“I had no idea who (Bell) was,” Tesori said with a laugh. “I’m just not that big of a music guy. The amazing thing for me, is you’re getting all this information from caddies, getting some extra visits from Tour guys and stuff like this … so often when we get paired with musicians or actors or anything else, they’re so used to being the center of attention that they seem to act like they’re the center of attention. That man was humble, kind, respectful … He asked as much about my family and Webb’s family as anything else. And his caddie, Steve, was amazing. It hugely stuck out to me the amount of humility they had.”
Lopez and Bell admired Simpson’s prodigious tee shots and their detailed work dissecting each shot and the intricacies of each green.

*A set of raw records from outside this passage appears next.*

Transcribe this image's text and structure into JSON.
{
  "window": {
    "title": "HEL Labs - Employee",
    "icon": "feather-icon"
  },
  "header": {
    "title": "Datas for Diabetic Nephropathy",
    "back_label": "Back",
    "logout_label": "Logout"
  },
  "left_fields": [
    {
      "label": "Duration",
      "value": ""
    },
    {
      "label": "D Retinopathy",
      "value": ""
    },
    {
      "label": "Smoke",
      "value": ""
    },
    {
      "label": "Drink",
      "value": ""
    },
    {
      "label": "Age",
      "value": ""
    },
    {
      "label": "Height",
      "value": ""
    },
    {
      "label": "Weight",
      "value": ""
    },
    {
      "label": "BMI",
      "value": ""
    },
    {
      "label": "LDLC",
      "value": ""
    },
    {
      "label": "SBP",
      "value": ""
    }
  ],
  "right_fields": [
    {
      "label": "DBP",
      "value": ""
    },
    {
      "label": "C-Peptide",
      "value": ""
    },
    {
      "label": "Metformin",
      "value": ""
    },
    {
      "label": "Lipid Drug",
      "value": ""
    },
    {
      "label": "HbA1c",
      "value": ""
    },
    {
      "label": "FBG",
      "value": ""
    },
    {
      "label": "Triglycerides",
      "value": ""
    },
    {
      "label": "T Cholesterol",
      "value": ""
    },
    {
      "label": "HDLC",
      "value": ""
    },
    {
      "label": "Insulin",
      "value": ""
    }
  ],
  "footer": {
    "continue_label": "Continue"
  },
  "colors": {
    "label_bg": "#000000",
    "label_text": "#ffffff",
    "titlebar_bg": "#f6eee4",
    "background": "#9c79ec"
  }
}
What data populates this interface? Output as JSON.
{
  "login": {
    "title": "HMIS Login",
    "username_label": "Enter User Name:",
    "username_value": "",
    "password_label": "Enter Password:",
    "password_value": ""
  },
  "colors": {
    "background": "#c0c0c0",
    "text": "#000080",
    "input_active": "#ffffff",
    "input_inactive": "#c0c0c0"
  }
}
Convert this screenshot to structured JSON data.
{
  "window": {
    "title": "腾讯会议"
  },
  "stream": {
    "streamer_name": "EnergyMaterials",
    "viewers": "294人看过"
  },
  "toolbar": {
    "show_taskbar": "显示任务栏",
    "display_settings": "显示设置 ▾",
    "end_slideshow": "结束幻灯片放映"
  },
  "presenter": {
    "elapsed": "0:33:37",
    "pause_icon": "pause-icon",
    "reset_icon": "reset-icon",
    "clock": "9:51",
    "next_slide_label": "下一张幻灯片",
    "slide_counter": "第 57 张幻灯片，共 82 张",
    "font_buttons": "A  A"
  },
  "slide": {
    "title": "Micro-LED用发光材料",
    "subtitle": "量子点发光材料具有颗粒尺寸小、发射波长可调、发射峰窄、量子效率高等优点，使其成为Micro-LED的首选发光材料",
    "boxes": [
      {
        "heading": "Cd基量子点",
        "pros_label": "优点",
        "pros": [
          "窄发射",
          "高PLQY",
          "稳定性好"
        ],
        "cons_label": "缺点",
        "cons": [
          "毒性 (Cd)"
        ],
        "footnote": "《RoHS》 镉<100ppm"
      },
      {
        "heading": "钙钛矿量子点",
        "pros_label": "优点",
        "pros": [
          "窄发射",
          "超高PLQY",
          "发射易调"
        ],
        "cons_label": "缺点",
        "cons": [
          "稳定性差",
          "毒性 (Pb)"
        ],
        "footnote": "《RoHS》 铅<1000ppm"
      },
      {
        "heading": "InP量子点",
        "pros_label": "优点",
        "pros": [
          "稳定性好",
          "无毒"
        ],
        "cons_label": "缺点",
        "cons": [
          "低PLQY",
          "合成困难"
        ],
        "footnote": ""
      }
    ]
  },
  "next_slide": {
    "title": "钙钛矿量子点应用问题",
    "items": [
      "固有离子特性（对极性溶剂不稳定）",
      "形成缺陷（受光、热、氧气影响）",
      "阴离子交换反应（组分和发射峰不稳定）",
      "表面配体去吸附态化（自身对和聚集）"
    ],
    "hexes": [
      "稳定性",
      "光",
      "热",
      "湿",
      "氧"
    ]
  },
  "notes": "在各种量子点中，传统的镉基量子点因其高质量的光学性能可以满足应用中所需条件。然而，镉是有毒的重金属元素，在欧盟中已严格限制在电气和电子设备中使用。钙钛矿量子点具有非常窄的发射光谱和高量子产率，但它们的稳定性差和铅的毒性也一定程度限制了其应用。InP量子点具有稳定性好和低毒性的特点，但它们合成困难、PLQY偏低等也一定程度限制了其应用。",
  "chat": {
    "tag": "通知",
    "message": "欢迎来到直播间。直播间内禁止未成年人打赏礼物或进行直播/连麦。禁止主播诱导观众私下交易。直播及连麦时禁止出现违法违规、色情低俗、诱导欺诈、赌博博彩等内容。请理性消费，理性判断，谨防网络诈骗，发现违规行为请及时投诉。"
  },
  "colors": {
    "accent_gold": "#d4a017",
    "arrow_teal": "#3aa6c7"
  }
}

And, regardless how often a person has performed in front of thousands of adoring fans, a complimentary word from a Tour pro on a golf course still resonates to the soul.
“Webb would say: ‘Nice shot, JB’ or ‘Nice shot John’ and JB’s eyes would light up,” Lopez said. He’d say ‘Did you hear that? He said good shot.’”
Lopez had played enough golf with Bell to understand his boss likes to play by feel and not be overwhelmed with information. During the round he might point out a side of the fairway to favor, or a particular hazard to avoid, but basically turned Bell loose and let him unleash his low fade down the fairways. Lopez was proud that Bell “only lost a couple of balls in the water.”
By the end of the round, word of Bell’s participation in he pro-am had spread around the tiny island in Georgia and 40 fans or so followed outside the ropes. The Simpson/Bell foursome finished outside the money, but the day was a resounding success.
Lopez is eager for another shot on the bag in the PGA Tour arena.
From day-to-day, the responsibilities of a band tour manager and PGA Tour caddie are similar in one way. They must be prepared for the unexpected and aim to handle the details and minutiae so the performer or player can focus on performing or playing. When unexpected situations and distractions arise, a sharp tour manager or Tour caddie remains calm and addresses the issue smoothly.
“If we did more than one tournament there would be a lot more comparisons,” Lopez said. “I wasn’t fully in charge. On the road he knows when to be where and what to do next. On the course the player is the boss. The roles were a little reversed. If we did more than one tournament I’d probably take over the logistics of time and travel.”